Endometrial cancer survivors, in particular, have been underrepresented in research on nutrition and physical activity. Prado, who directs the Human Nutrition Unit and holds a Campus Alberta Innovation Program Chair in Nutrition, Food and Health, is leading a multi-site research project called RESILIENCE to evaluate an online intervention designed to help endometrial cancer survivors make healthy lifestyle and behaviour changes. Using a digital health program called My Viva Plan, the intervention will focus on nutrition, physical activity and mindfulness. “The program makes you stop and think about your health and goals,” she says. “It empowers survivors to take control of their health.”

Prado’s study will include about 150 survivors of early-stage, low-grade endometrial cancer in both Edmonton and Toronto. Over the course of 24 weeks, one group of participants will receive access to the digital health program, plus support from a multidisciplinary care team for the first 16 weeks, while the control group receives a handout on healthy behaviours (the usual care offered).

PhD student and research coordinator Camila Orsso explains that during the study, participants will be assessed for waist circumference, the study’s primary outcome measurement. “Waist circumference is a surrogate measure for abdominal obesity, which is one of the risk factors for developing cardiovascular disease,” she says, noting that data will also be collected on secondary outcomes like body composition (including muscle mass), body weight and other measures that can also depict heart health.
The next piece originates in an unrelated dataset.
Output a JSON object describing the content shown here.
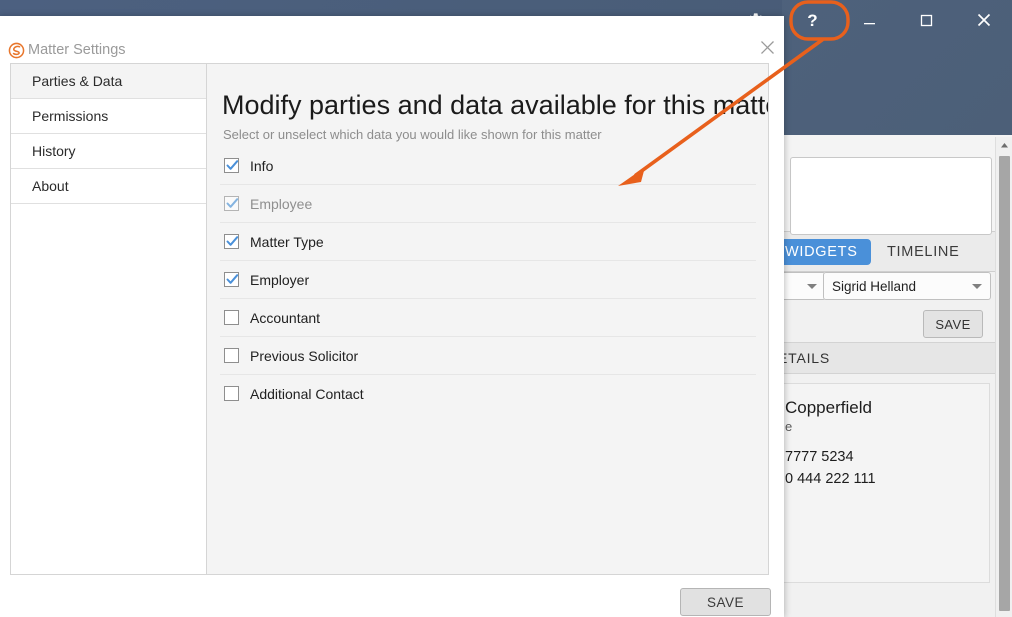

Researchers Sophia Pin and Christa Aubrey are co-invesigators for RESILIENCE and WCHRI membership brought them together. Prado connected with Pin after spotting an article about her study on weight loss and surgical outcomes in endometrial cancer surgery. This study involved local endometrial cancer survivors like Morton and showed that losing weight before surgery decreased surgical complications and improved outcomes. The RESILIENCE researchers will recruit from the same population of survivors, as well as through other channels.

To fund RESILIENCE, Prado leveraged Pin’s Clinical/Community Research Integration Support Program project to receive larger grants for a total of nearly $2M to help advance research on women’s health and cancer survivorship.

Pin says WCHRI is instrumental in helping women’s health researchers connect across disciplines and physical locations.

“WCHRI is a great way to collaborate and find individuals with similar interests with whom you can pursue further studies,” she says. “There are many studies happening within Alberta that people aren’t always aware of.”

Sophia Pin’s Clinical/Community Research Integration Support Program project was supported by the Alberta Women’s Health Foundation through WCHRI.